She asked the magistrate if he would help her get back the furniture she had brought into the marriage, having left her new husband a few days ago.

‘And you have only been married a fortnight?’ Mr Partridge asked her.

‘Yes. He has not turned out what I expected. I can’t do with him at all’, she replied (prompting peals of laughter in the courtroom).

‘But you have not given him much of a trial’, protested the magistrate.

‘It’s long enough. What he said on Boxing Day was quite sufficient. He’s getting on in years, and I’m afraid the end of it might be that I should actually have to keep him’.

She was happy for him to go ‘where he likes’ she just wanted her possessions back. Mr Partridge was in no mood to assist however, he told her go home and try and patch things up. ‘I don’t wish to’, she replied. Then she would have to go to the County Court he explained, he could not do anything for her.

As the disgruntled wife and a younger women (her daughter it transpired) withdrew and elderly man shuffled forward to present himself, wearing ‘a cast-off military overcast’. This was the woman’s husband and he too had come to ask for Mr Partridge’s help.

He was a widower with three three children and had married the lady in question, presumably hoping for some comfort and support in his final years. She had one daughter of her own and it seemed a reasonable match. It very quickly became clear however that it was a mistake.

The Boxing Day squabble arose, he explained, ‘over a spoon’.

‘One of my children asked for a spoon [a teaspoon to be precise] to eat his dinner, and my wife said to me: “Do you want one too?”.’ At this the public gallery collapsed into ‘loud laughter’.

The old soldier tried to carry on with his narrative.

“Father is not a child”, his son replied. ‘She took offence at that, and began to storm away at a fine rate, so that I said I should have to hit her. But I did not’.

This statement prompted the woman to walk back towards the dock and challenge her husband’s version of events.

‘He’s a wicked man, your worship, and don’t you believe him. The fact is, he said he would blind me; he called me a cow, and I am not used to it. I am not, indeed; and if I had not had my daughter with me I am sure I should have  had a pair of black eyes’.

The army pensioner carried on. He told Mr Partridge that his wife had left him on Boxing Day and he’d tried to persuade her to come home and try again, but she’d refused. He had pawned his medals to pay for the wedding ring and had ‘done his best for her’. If she wanted the furniture back then she was welcome to it; he ‘did not want any unpleasantness’. He just wanted a quite life and so must also have regretted marrying in haste. Mr Partridge again admonished them to reconcile their differences and leave his court in peace. There was nothing he could do for either of them.

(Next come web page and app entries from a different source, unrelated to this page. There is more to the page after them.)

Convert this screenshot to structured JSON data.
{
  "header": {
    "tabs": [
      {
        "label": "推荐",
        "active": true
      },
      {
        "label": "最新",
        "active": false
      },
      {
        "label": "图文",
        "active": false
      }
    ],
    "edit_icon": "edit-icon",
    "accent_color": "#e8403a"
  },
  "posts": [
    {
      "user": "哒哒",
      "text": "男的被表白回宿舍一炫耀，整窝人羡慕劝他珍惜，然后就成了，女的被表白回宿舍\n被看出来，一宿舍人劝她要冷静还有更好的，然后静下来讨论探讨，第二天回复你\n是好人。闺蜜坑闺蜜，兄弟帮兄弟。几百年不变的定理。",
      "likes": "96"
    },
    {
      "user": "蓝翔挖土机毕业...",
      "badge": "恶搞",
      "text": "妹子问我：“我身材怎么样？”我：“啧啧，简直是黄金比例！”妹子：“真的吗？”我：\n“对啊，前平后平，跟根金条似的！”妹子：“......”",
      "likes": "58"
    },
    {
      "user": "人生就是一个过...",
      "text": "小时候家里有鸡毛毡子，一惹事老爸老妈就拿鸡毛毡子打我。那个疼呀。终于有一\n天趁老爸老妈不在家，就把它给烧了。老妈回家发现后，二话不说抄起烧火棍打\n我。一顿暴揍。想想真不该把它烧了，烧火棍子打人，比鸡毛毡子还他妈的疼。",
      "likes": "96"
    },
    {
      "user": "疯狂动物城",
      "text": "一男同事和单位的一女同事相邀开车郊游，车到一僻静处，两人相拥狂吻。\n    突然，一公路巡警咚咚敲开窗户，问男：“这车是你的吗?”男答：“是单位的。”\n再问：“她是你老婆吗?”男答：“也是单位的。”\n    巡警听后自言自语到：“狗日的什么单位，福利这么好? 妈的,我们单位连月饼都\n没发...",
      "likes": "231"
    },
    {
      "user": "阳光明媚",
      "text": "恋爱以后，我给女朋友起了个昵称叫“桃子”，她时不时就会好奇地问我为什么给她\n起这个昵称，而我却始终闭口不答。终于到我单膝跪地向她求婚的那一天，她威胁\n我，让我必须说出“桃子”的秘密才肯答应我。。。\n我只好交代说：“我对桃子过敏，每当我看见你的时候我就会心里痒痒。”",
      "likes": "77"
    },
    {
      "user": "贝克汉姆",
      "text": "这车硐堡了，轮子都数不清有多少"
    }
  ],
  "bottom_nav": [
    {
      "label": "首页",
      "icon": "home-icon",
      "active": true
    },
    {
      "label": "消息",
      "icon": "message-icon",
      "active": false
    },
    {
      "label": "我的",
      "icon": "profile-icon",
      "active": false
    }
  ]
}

It was a non-story in terms of the usual domestic abuse tales the papers reported. No one had been hurt or robbed, or even deeply traumatised. But it was an amusing cautionary tale for the reading public to consume over their toast and marmalade and a fairly mundane and gentle  one to finish a year that had been anything but.

[from The Morning Post, Monday, December 31, 1888]